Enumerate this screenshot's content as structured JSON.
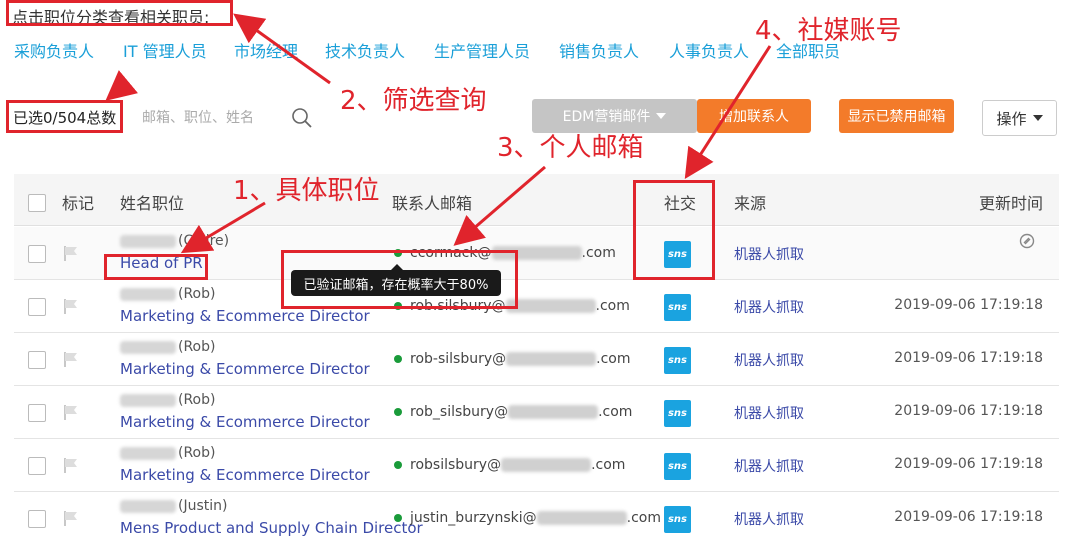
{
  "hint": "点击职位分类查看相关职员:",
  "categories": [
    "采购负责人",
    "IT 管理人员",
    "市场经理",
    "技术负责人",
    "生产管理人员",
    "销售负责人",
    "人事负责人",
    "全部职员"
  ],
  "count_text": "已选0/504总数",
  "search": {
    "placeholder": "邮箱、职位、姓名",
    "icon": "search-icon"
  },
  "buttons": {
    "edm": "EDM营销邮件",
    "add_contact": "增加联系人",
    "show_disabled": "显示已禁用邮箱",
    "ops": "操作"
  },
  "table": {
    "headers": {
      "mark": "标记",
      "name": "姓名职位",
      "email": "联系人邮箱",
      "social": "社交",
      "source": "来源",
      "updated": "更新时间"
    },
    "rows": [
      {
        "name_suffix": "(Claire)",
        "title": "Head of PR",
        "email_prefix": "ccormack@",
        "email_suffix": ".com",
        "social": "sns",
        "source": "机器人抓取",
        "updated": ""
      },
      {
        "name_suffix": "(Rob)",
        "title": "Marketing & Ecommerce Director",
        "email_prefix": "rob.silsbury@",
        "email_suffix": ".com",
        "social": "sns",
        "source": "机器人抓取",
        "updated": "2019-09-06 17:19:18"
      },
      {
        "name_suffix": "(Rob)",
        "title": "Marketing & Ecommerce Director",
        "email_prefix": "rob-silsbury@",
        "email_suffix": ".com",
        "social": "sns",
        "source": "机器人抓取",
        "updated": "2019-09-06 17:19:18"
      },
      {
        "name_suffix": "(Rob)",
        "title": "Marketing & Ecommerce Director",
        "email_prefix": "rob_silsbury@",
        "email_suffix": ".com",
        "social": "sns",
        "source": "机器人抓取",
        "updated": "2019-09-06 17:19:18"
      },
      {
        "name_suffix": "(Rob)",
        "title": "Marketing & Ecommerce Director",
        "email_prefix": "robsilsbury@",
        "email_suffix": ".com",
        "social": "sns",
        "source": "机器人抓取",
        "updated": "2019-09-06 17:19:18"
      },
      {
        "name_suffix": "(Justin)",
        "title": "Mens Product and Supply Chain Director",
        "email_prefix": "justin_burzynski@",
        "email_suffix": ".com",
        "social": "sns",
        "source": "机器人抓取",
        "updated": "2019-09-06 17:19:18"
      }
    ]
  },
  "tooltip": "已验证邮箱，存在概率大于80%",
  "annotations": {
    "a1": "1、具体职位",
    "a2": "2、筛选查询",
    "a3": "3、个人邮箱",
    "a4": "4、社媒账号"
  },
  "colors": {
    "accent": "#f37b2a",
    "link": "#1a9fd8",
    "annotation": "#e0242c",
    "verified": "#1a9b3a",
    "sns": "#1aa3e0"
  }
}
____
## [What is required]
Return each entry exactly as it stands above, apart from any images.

## [Result for this exercise]
Enumerate this screenshot's content as structured JSON.
{
  "hint": "点击职位分类查看相关职员:",
  "categories": [
    "采购负责人",
    "IT 管理人员",
    "市场经理",
    "技术负责人",
    "生产管理人员",
    "销售负责人",
    "人事负责人",
    "全部职员"
  ],
  "count_text": "已选0/504总数",
  "search": {
    "placeholder": "邮箱、职位、姓名",
    "icon": "search-icon"
  },
  "buttons": {
    "edm": "EDM营销邮件",
    "add_contact": "增加联系人",
    "show_disabled": "显示已禁用邮箱",
    "ops": "操作"
  },
  "table": {
    "headers": {
      "mark": "标记",
      "name": "姓名职位",
      "email": "联系人邮箱",
      "social": "社交",
      "source": "来源",
      "updated": "更新时间"
    },
    "rows": [
      {
        "name_suffix": "(Claire)",
        "title": "Head of PR",
        "email_prefix": "ccormack@",
        "email_suffix": ".com",
        "social": "sns",
        "source": "机器人抓取",
        "updated": ""
      },
      {
        "name_suffix": "(Rob)",
        "title": "Marketing & Ecommerce Director",
        "email_prefix": "rob.silsbury@",
        "email_suffix": ".com",
        "social": "sns",
        "source": "机器人抓取",
        "updated": "2019-09-06 17:19:18"
      },
      {
        "name_suffix": "(Rob)",
        "title": "Marketing & Ecommerce Director",
        "email_prefix": "rob-silsbury@",
        "email_suffix": ".com",
        "social": "sns",
        "source": "机器人抓取",
        "updated": "2019-09-06 17:19:18"
      },
      {
        "name_suffix": "(Rob)",
        "title": "Marketing & Ecommerce Director",
        "email_prefix": "rob_silsbury@",
        "email_suffix": ".com",
        "social": "sns",
        "source": "机器人抓取",
        "updated": "2019-09-06 17:19:18"
      },
      {
        "name_suffix": "(Rob)",
        "title": "Marketing & Ecommerce Director",
        "email_prefix": "robsilsbury@",
        "email_suffix": ".com",
        "social": "sns",
        "source": "机器人抓取",
        "updated": "2019-09-06 17:19:18"
      },
      {
        "name_suffix": "(Justin)",
        "title": "Mens Product and Supply Chain Director",
        "email_prefix": "justin_burzynski@",
        "email_suffix": ".com",
        "social": "sns",
        "source": "机器人抓取",
        "updated": "2019-09-06 17:19:18"
      }
    ]
  },
  "tooltip": "已验证邮箱，存在概率大于80%",
  "annotations": {
    "a1": "1、具体职位",
    "a2": "2、筛选查询",
    "a3": "3、个人邮箱",
    "a4": "4、社媒账号"
  },
  "colors": {
    "accent": "#f37b2a",
    "link": "#1a9fd8",
    "annotation": "#e0242c",
    "verified": "#1a9b3a",
    "sns": "#1aa3e0"
  }
}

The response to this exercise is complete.